By Diana Robinson
I’ve been a vendor of the Cleveland Street Chronicle for about 2 years. I’ve been dealing with blindness for 29 years, and at one point in time, was homeless for about a year.
I recently went to the library and asked the librarian for information about celebrities who’d experienced homelessness, and was given the names of several celebrities who had experienced homelessness. Ella Jane Fitzgerald was an American jazz singer the called the First Lady of Song, Queen of Jazz and Lady Ella. She had a disrupted childhood, but had an amazing voice. After her mother’s death in 1932, Fitzgerald ended up moving in with an aunt. She started skipping school. According to her Wikipedia listing, Fitzgerald was then sent to a special reform school but didn’t stay there long. By 1934, Ella was trying to make it on her own and living on the streets in New York. She won a singing competition at the Apollo Theater. Fitzgerald had a great career after spending much of her youthbouncing around and living rough.

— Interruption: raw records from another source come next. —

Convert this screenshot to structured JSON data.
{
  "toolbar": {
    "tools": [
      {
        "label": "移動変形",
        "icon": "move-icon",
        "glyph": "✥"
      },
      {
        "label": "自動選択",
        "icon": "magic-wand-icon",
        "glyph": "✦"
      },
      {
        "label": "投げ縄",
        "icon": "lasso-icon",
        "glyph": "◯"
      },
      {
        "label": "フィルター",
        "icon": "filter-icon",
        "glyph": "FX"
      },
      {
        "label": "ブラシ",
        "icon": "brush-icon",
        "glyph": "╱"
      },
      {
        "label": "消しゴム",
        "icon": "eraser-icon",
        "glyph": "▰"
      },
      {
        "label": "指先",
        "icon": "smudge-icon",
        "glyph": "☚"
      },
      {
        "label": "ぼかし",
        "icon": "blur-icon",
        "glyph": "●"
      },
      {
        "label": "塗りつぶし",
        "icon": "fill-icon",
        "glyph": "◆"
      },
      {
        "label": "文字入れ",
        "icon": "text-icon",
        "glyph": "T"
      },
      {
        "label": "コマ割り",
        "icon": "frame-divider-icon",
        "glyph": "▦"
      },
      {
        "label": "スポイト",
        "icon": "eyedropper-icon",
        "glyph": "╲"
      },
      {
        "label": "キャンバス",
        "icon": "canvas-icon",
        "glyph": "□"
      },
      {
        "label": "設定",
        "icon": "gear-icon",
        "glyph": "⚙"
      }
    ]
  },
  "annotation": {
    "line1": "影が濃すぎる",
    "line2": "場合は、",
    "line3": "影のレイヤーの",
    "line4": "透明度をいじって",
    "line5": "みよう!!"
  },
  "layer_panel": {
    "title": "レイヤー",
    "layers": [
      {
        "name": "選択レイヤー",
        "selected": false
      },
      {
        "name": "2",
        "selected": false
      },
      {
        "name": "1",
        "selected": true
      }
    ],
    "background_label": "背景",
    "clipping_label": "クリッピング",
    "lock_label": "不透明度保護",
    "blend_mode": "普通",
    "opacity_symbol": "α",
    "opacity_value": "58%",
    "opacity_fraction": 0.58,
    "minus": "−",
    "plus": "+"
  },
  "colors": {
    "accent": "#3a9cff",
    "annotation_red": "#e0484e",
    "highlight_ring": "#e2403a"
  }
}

Christopher Gardner is best known through his autobiography “The Pursuit of Happyness, and the 2009 film of the same name. His mission in life, is to encourage people 50 and older to “pursue new challenges, search for fulfillment at any stage of life, or craft the legacy they want to leave behind.”
In addition to receiving awards for both the book and movie versions of The Pursuit of Happyness, his work has also been recognized by many organizations committed to combating violence against women, homelessness, and financial illiteracy.
At the Sight Center, they remind you that although you may not have your sight, you do still have your life. I believe that as long as you’re alive, there’s hope. Although he experienced homelessness, Chris Gardner remained hopeful. He didn’t lose sight of his desire to be a first-rate father and successful businessman. If Chris Gardner could succeed at overcoming homelessness, so can I.
Copyright Cleveland Street Chronicle September 2015 in Cleveland Ohio All Rights Reserved